An antique grandfather clock, also known as a longcase clock, hugs one corner of our living room at Brant Lake. Some of these clocks with eight movements required winding once a week. 30-hour clocks were wound every day.
I don’t know who last wound this clock but of this I am certain: the pendulum has not swung for many years, and the chimes have not rung. Time stands still in this corner at Brant Lake where the waters never cease to flow and, when I pass the clock, I remember a story of a wedding at which I officiated many years ago.
The young man, an Israeli named Youval, married a member of my congregation. When the ceremony had concluded we entered the reception hall but at the entrance there was a large sepia billboard that portrayed Youval’s parents. With white sleeves rolled up, khaki pants and a pitch fork over their shoulders they represented the early generation of Israeli pioneers. Youval’s father died from malaria while draining an infested swamp in the north of Israel. His mother died of cancer. Neither one reached their 40th birthday. Youval barely knew them.
When it was time for a toast, Youval’s older half-brother rose and in his hand he held a worn leather box. A single tear escaped from the brother eyes. “Youval,” he said, “Youval, you never knew our father, the parent we had in common. He was among those who settled the land of Israel many decades ago. He built the land but did not survive to reap the harvest.”
The brother paused, searching for words held captive by emotion.
“I was with dad at the very end, when you were only a small child. He handed me this box with a request. ‘Give this to Youval when he marries. It will be many years, I know, but on that day and in the years to come, I will be with him.’ Those were among his final words. Youval, my brother, I have kept this little box. It has traveled through the history of our family. From Israel to New York and now, back to Israel, tucked into the depths of my desk in Jerusalem. I present this box to you as a gift from our father.”
A hush fell over the guests. Wine glasses were returned to the table as Youval slowly opened the box. Inside was a watch, a gold watch from an earlier era.

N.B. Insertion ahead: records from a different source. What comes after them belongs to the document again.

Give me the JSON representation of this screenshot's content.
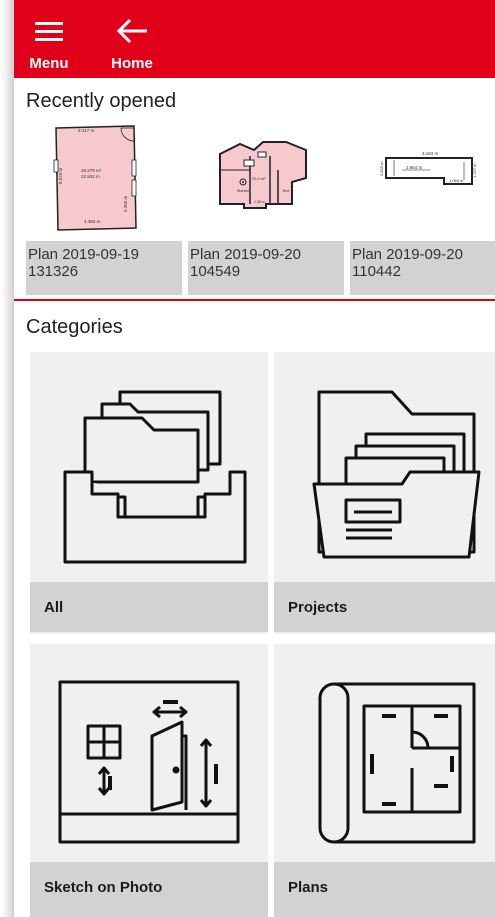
{
  "topbar": {
    "menu_label": "Menu",
    "home_label": "Home",
    "color": "#e1001a"
  },
  "recent": {
    "title": "Recently opened",
    "items": [
      {
        "line1": "Plan 2019-09-19",
        "line2": "131326",
        "thumb": {
          "top": "3.417 m",
          "area": "29.379 m²",
          "perim": "22.932 m",
          "left": "6.029 m",
          "right": "5.365 m",
          "bottom": "4.484 m"
        }
      },
      {
        "line1": "Plan 2019-09-20",
        "line2": "104549",
        "thumb": {
          "room1": "Marker",
          "room2": "Text",
          "area": "33.4 m²",
          "dim": "1.38 m"
        }
      },
      {
        "line1": "Plan 2019-09-20",
        "line2": "110442",
        "thumb": {
          "top": "3.183 m",
          "mid": "2.864 m",
          "right": "0.839 m",
          "left": "0.839 m",
          "small": "1.065 m",
          "right2": "1.257 m"
        }
      }
    ]
  },
  "categories": {
    "title": "Categories",
    "items": [
      {
        "label": "All",
        "icon": "folders-tray-icon"
      },
      {
        "label": "Projects",
        "icon": "open-folder-icon"
      },
      {
        "label": "Sketch on Photo",
        "icon": "room-sketch-icon"
      },
      {
        "label": "Plans",
        "icon": "floor-plan-icon"
      }
    ]
  },
  "colors": {
    "accent": "#e1001a",
    "caption_bg": "#d2d2d2",
    "tile_bg": "#f0f0f0",
    "plan_fill": "#f6c9cf"
  }
}
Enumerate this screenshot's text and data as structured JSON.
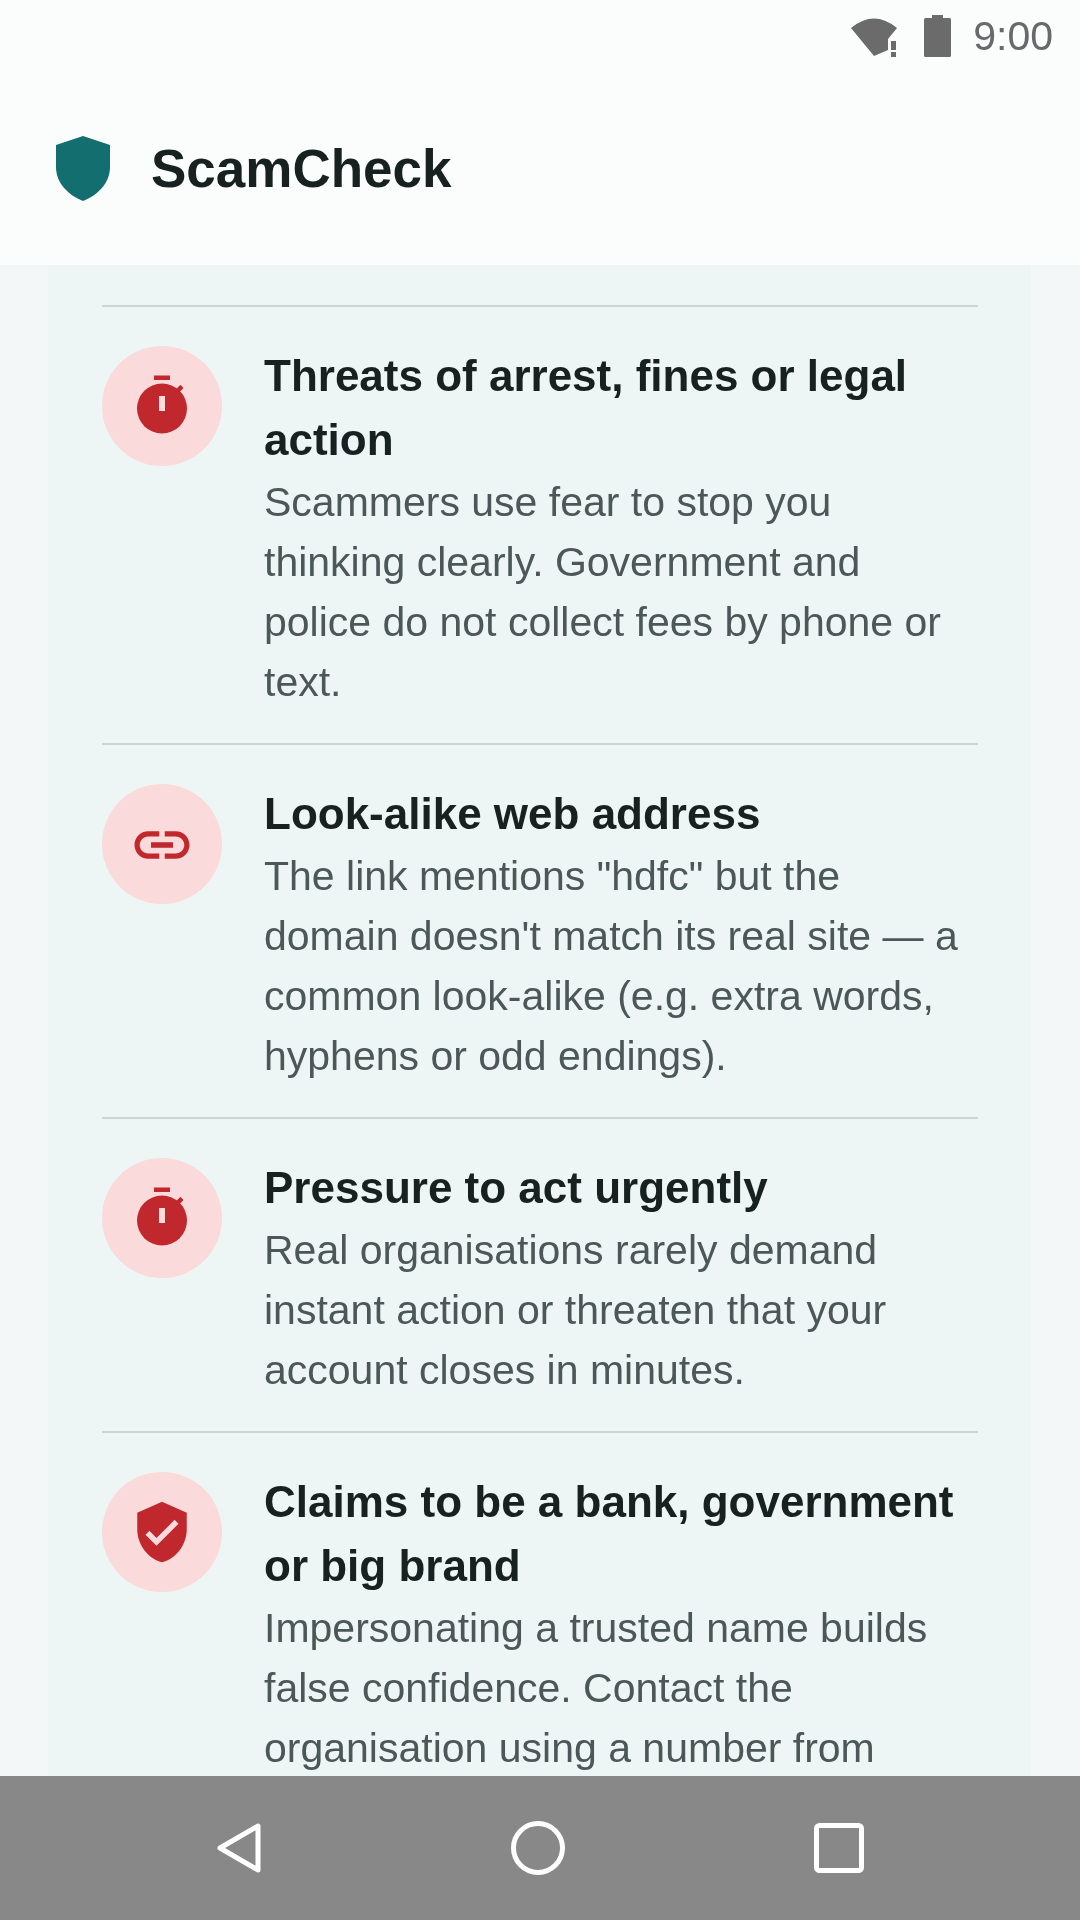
{
  "status_bar": {
    "time": "9:00"
  },
  "app_bar": {
    "title": "ScamCheck"
  },
  "warnings": [
    {
      "kind": "timer",
      "title": "Threats of arrest, fines or legal action",
      "description": "Scammers use fear to stop you thinking clearly. Government and police do not collect fees by phone or text."
    },
    {
      "kind": "link",
      "title": "Look-alike web address",
      "description": "The link mentions \"hdfc\" but the domain doesn't match its real site — a common look-alike (e.g. extra words, hyphens or odd endings)."
    },
    {
      "kind": "timer",
      "title": "Pressure to act urgently",
      "description": "Real organisations rarely demand instant action or threaten that your account closes in minutes."
    },
    {
      "kind": "shield",
      "title": "Claims to be a bank, government or big brand",
      "description": "Impersonating a trusted name builds false confidence. Contact the organisation using a number from"
    }
  ]
}
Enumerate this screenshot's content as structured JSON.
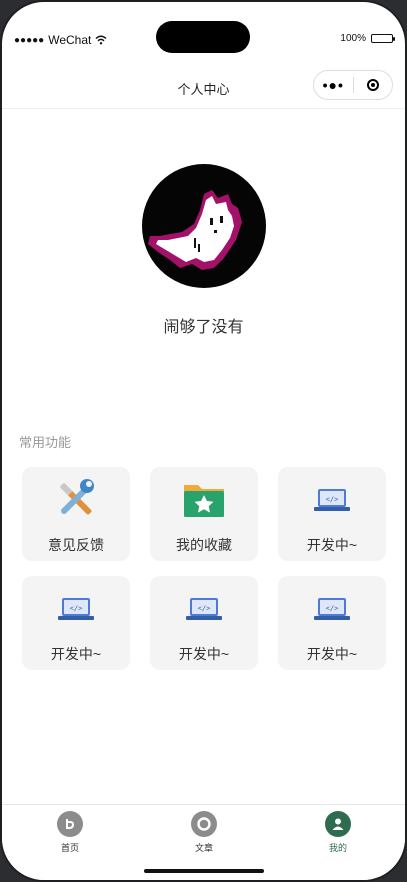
{
  "status": {
    "carrier": "WeChat",
    "battery": "100%"
  },
  "nav": {
    "title": "个人中心"
  },
  "profile": {
    "nickname": "闹够了没有"
  },
  "section": {
    "title": "常用功能"
  },
  "functions": [
    {
      "label": "意见反馈",
      "icon": "wrench-screwdriver-icon"
    },
    {
      "label": "我的收藏",
      "icon": "folder-star-icon"
    },
    {
      "label": "开发中~",
      "icon": "laptop-code-icon"
    },
    {
      "label": "开发中~",
      "icon": "laptop-code-icon"
    },
    {
      "label": "开发中~",
      "icon": "laptop-code-icon"
    },
    {
      "label": "开发中~",
      "icon": "laptop-code-icon"
    }
  ],
  "tabbar": {
    "items": [
      {
        "label": "首页",
        "icon": "home-icon",
        "active": false
      },
      {
        "label": "文章",
        "icon": "article-icon",
        "active": false
      },
      {
        "label": "我的",
        "icon": "user-icon",
        "active": true
      }
    ],
    "active_color": "#2e6b4f",
    "inactive_color": "#8c8c8c"
  }
}
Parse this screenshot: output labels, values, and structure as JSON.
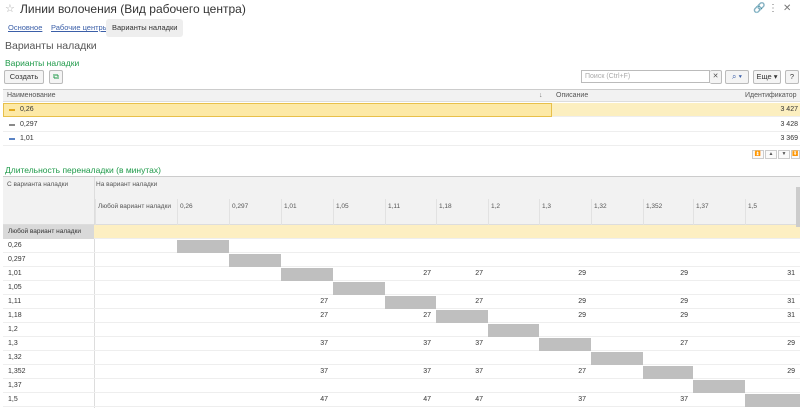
{
  "window": {
    "title": "Линии волочения (Вид рабочего центра)"
  },
  "tabs": [
    {
      "label": "Основное",
      "active": false
    },
    {
      "label": "Рабочие центры",
      "active": false
    },
    {
      "label": "Варианты наладки",
      "active": true
    }
  ],
  "subtitle": "Варианты наладки",
  "variants": {
    "section_title": "Варианты наладки",
    "create_label": "Создать",
    "search_placeholder": "Поиск (Ctrl+F)",
    "more_label": "Еще",
    "help_label": "?",
    "columns": {
      "name": "Наименование",
      "description": "Описание",
      "id": "Идентификатор"
    },
    "rows": [
      {
        "name": "0,26",
        "description": "",
        "id": "3 427",
        "selected": true,
        "marker_color": "#e3a91b"
      },
      {
        "name": "0,297",
        "description": "",
        "id": "3 428",
        "selected": false,
        "marker_color": "#8a8a8a"
      },
      {
        "name": "1,01",
        "description": "",
        "id": "3 369",
        "selected": false,
        "marker_color": "#5b83c4"
      }
    ]
  },
  "duration": {
    "section_title": "Длительность переналадки (в минутах)",
    "from_header": "С варианта наладки",
    "to_header": "На вариант наладки",
    "any_label": "Любой вариант наладки",
    "columns": [
      "Любой вариант наладки",
      "0,26",
      "0,297",
      "1,01",
      "1,05",
      "1,11",
      "1,18",
      "1,2",
      "1,3",
      "1,32",
      "1,352",
      "1,37",
      "1,5"
    ],
    "rows": [
      {
        "label": "Любой вариант наладки",
        "values": [
          "",
          "",
          "",
          "",
          "",
          "",
          "",
          "",
          "",
          "",
          "",
          ""
        ]
      },
      {
        "label": "0,26",
        "values": [
          "",
          "",
          "",
          "",
          "",
          "",
          "",
          "",
          "",
          "",
          "",
          ""
        ]
      },
      {
        "label": "0,297",
        "values": [
          "",
          "",
          "",
          "",
          "",
          "",
          "",
          "",
          "",
          "",
          "",
          ""
        ]
      },
      {
        "label": "1,01",
        "values": [
          "",
          "",
          "",
          "",
          "27",
          "27",
          "",
          "29",
          "",
          "29",
          "",
          "31"
        ]
      },
      {
        "label": "1,05",
        "values": [
          "",
          "",
          "",
          "",
          "",
          "",
          "",
          "",
          "",
          "",
          "",
          ""
        ]
      },
      {
        "label": "1,11",
        "values": [
          "",
          "",
          "27",
          "",
          "",
          "27",
          "",
          "29",
          "",
          "29",
          "",
          "31"
        ]
      },
      {
        "label": "1,18",
        "values": [
          "",
          "",
          "27",
          "",
          "27",
          "",
          "",
          "29",
          "",
          "29",
          "",
          "31"
        ]
      },
      {
        "label": "1,2",
        "values": [
          "",
          "",
          "",
          "",
          "",
          "",
          "",
          "",
          "",
          "",
          "",
          ""
        ]
      },
      {
        "label": "1,3",
        "values": [
          "",
          "",
          "37",
          "",
          "37",
          "37",
          "",
          "",
          "",
          "27",
          "",
          "29"
        ]
      },
      {
        "label": "1,32",
        "values": [
          "",
          "",
          "",
          "",
          "",
          "",
          "",
          "",
          "",
          "",
          "",
          ""
        ]
      },
      {
        "label": "1,352",
        "values": [
          "",
          "",
          "37",
          "",
          "37",
          "37",
          "",
          "27",
          "",
          "",
          "",
          "29"
        ]
      },
      {
        "label": "1,37",
        "values": [
          "",
          "",
          "",
          "",
          "",
          "",
          "",
          "",
          "",
          "",
          "",
          ""
        ]
      },
      {
        "label": "1,5",
        "values": [
          "",
          "",
          "47",
          "",
          "47",
          "47",
          "",
          "37",
          "",
          "37",
          "",
          ""
        ]
      }
    ]
  }
}
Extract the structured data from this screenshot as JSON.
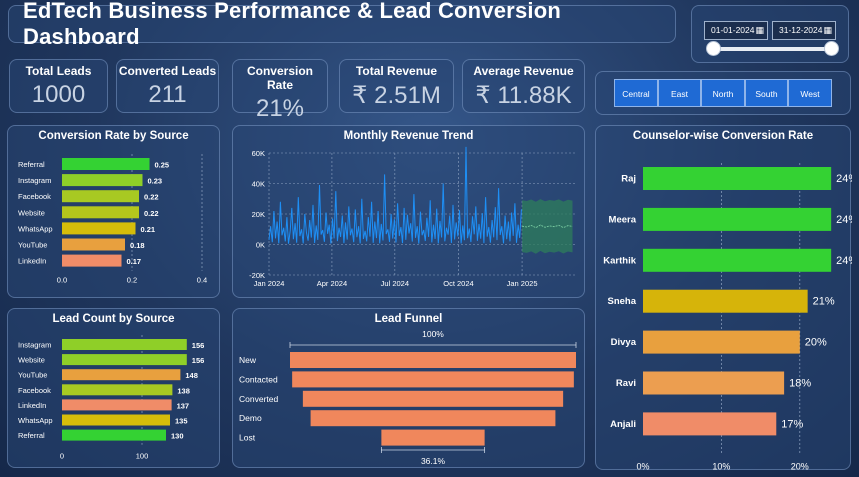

“Youval,” his brother spoke again: “This watch has not been wound since the day our father died. That was his request and suddenly time stood still. According to dad’s wishes the watch was to remain unwound until this day. My dear brother, this is the blessing he could not bestow upon you—the continuation of our family legacy.”
As I listened to those poignant words I realized that watch was a symbol of faith—time may seem to cease for days, or even years, but eventually the hands of time turn and once again we welcome the future.